By an act of His will, therefore, God decrees all things that come to pass. But He does so in two ways. By a positive decree, He wills that which is good; and He effects the good that He decrees. By a privative decree, He wills that which is evil; and He willingly permits the evil He decrees. This doesn’t mean God approves of the evil that He willingly permits, because it’s possible for something to happen according to God’s secret will yet against His revealed will. When God willingly permits evil, He doesn’t contradict His revealed will because He doesn’t approve of it, but He approves of the good that He aims at in willingly permitting it.
Do We Possess Free Will?
If God “works all things according to the counsel of his will,” then free will must be a fallacy. Right?
This is one of the most complex and controversial issues in the history of the church.

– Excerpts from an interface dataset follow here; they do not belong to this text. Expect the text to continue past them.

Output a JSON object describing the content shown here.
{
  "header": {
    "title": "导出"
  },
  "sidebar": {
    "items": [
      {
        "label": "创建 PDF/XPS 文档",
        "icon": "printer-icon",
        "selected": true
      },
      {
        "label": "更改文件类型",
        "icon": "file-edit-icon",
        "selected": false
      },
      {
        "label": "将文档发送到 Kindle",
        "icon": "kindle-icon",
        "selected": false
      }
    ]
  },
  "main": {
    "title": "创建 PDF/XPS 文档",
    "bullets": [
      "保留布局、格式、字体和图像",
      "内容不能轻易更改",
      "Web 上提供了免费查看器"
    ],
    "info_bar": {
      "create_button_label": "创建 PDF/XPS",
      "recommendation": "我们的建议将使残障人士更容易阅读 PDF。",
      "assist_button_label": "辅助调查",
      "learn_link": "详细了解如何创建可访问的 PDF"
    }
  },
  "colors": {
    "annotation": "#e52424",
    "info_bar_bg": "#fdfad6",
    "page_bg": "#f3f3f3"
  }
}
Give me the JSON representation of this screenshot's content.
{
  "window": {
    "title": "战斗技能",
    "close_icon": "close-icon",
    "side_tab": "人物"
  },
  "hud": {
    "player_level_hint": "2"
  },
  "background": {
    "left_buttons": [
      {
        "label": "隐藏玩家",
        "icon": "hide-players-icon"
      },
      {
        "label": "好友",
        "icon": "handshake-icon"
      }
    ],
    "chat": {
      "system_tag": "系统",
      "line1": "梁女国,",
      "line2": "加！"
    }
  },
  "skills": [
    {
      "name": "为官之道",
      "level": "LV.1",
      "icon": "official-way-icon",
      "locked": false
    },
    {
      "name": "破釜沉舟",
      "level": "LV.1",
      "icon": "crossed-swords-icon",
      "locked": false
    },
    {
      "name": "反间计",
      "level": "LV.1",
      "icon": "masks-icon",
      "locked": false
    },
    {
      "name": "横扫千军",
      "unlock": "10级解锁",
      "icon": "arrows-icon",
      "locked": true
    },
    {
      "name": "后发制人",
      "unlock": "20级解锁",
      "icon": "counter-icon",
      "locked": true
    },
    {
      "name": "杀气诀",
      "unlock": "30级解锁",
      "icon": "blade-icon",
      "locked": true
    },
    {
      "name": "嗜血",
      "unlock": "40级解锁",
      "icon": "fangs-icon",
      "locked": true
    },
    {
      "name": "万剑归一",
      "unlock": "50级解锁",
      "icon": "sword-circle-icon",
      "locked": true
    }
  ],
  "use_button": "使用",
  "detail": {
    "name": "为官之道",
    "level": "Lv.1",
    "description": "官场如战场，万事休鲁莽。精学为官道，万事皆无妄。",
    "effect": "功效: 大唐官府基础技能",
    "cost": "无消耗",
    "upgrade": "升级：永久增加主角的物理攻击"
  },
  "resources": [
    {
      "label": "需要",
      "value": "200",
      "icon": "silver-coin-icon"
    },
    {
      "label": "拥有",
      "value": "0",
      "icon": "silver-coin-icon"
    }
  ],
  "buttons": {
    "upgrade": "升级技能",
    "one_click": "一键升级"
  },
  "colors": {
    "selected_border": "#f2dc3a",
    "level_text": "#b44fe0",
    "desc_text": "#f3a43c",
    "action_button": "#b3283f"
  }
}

Towering theologians, such as Augustine, Martin Luther, John Calvin, John Owen, and Jonathan Edwards devoted a great deal of time to this subject, formulating definitions and engaging in controversies.
What’s all the fuss about? Generally speaking, there are two main schools of thought on the nature of human free will: indeterminism and determinism. The first maintains that our will is free from internal motives and desires; in other words, it’s free from our mind’s thoughts and our heart’s affections. That means it possesses arbitrary power: we don’t know why it chooses what it chooses. The second school of thought maintains that our will isn’t free from internal motives and desires; in other words, it isn’t free from our mind’s thoughts and our heart’s affections. That means it doesn’t possess arbitrary power: we do know why it chooses what it chooses.
We affirm the second (or, at least, I do). I affirm that people are free in the choices they make because they’re free from external constraints and compulsions. But I also affirm that our free will is in bondage to our own corrupt faculties – our mind is darkened and our heart is hardened (Eph. 4:18). Our will doesn’t possess arbitrary power; on the contrary, it follows the dictates of misplaced affections. Now, this doesn’t undermine self-determination because it maintains a difference between constraining and nonconstraining causes. We’re free because our choices are our own, but our choices aren’t free from our darkened mind and hardened heart. In a word, we possess a free will that’s in bondage to sin.
Let me conclude by suggesting that we would do well to study the doctrine of divine providence, keeping our conclusions and convictions within the bounds of Scripture, and remembering that (when it’s all said and done) we’re dealing with a mystery. We would also do well to celebrate the doctrine of divine providence. It’s worth our time and attention because it’s one of the most God-glorifying and heart-warming truths in all Scripture. God “works all things according to the counsel of his will” (Eph. 1:11). Moreover, He works all things together for the good of His people (Rom. 8:28). We rest in the conviction that this great God rules the universe (His general providence) for the benefit of His church (His special providence). And this conviction shapes our perspective at every turn and imparts spiritual fortitude in the midst of all our troubles.
[i] John Calvin refers to God’s hidden will as his “secret plan,” “secret providence,” “secret judgments,” “incomprehensible plans,” and “secret direction.” Institutes of the Christian Religion, in The Library of Christian Classics, 2 vols., ed. J. T. McNeill (Philadelphia: Westminster Press, 1960), 1:16.2–9; 1:17.1–2; 1:18.1–4.